A U.S. student, who was there during the demonstrations, wrote to me that she never felt more exhilarated. You see, for Jennifer, politics became personal — it came to life for her.

That afternoon, my colleague in Ecuador streamed us footage of live demonstrations all over Ecuador — we witnessed political change real time. Such experiences can change your life.

For all these reasons, take these college years to experience the globe. Did you know that only 1% of all U.S. college students study abroad? Don't miss this opportunity — it will make you understand not just about the world, but also about yourself.

And when you do go out to explore your planet, don't be a tourist buying souvenirs — be a traveler, someone who looks and listens and learns.

At Coastal, we want to make sure that you are globalists — that is, citizens quite literally concerned about how the world hangs together — and that you are critical and active members of the world around you.

During these years at Coastal, you will have a multitude of opportunities to gain experience in the global market place and its cultures. I recommend that you take advantage of the study abroad programs in Africa, Asia, Latin America, the Caribbean and Europe.

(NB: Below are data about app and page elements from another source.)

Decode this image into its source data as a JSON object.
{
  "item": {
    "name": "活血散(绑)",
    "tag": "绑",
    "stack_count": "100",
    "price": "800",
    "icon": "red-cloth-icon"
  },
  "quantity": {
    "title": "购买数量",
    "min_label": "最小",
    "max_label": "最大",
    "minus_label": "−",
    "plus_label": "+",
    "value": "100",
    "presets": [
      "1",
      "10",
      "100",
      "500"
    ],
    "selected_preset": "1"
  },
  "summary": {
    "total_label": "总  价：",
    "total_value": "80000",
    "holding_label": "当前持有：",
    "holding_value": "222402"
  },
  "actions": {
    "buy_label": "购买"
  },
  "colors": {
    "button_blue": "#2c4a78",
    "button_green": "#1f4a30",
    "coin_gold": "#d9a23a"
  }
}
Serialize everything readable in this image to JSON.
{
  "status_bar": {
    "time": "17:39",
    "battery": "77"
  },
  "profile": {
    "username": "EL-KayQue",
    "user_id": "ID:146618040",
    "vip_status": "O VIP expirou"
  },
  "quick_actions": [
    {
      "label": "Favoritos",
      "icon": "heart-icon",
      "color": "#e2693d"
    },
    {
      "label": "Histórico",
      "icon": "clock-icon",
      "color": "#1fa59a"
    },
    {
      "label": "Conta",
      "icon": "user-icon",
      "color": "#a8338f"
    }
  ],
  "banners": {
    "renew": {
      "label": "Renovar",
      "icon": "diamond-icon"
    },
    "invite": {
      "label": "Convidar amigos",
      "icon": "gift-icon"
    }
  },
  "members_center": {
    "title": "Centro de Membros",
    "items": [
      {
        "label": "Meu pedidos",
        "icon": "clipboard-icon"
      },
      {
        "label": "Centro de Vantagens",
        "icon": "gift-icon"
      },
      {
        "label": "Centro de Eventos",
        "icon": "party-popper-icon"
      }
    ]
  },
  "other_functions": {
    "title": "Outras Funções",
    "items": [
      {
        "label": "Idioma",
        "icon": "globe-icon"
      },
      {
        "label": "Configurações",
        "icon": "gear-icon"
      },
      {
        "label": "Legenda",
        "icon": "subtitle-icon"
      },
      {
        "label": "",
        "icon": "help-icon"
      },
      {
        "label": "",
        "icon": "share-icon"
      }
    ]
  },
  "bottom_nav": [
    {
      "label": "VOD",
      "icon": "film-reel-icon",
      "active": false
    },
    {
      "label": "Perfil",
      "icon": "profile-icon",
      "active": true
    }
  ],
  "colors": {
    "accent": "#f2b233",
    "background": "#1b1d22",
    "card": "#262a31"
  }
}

Get to know the international students here from over 53 different countries. Why not take a global videoconference course — or chat with students in the education program from Moscow live? You might opt for an internship in Citibank or the United Nations, as some of our students have done this summer.

Most importantly, in every academic program on this campus, there are students, faculty and staff who have lived and worked all over the world and are enthusiastic about advancing your progress toward global citizenship.

Ms. Satrapi wrote Persepolis 2 about her college years. In that book, she makes us think about how the university experience changes us. How is it going to change you? If I handed you a blank journal today, how would you fill it over the next four years?

I hope that you will be part of a new generation of college graduates who will help shape globalization for the benefit of all the world's citizens and I hope you will bring that knowledge back home to share.

The author would like to thank Dr. Richard Collin and Dr. David Millard for their insightful commentaries.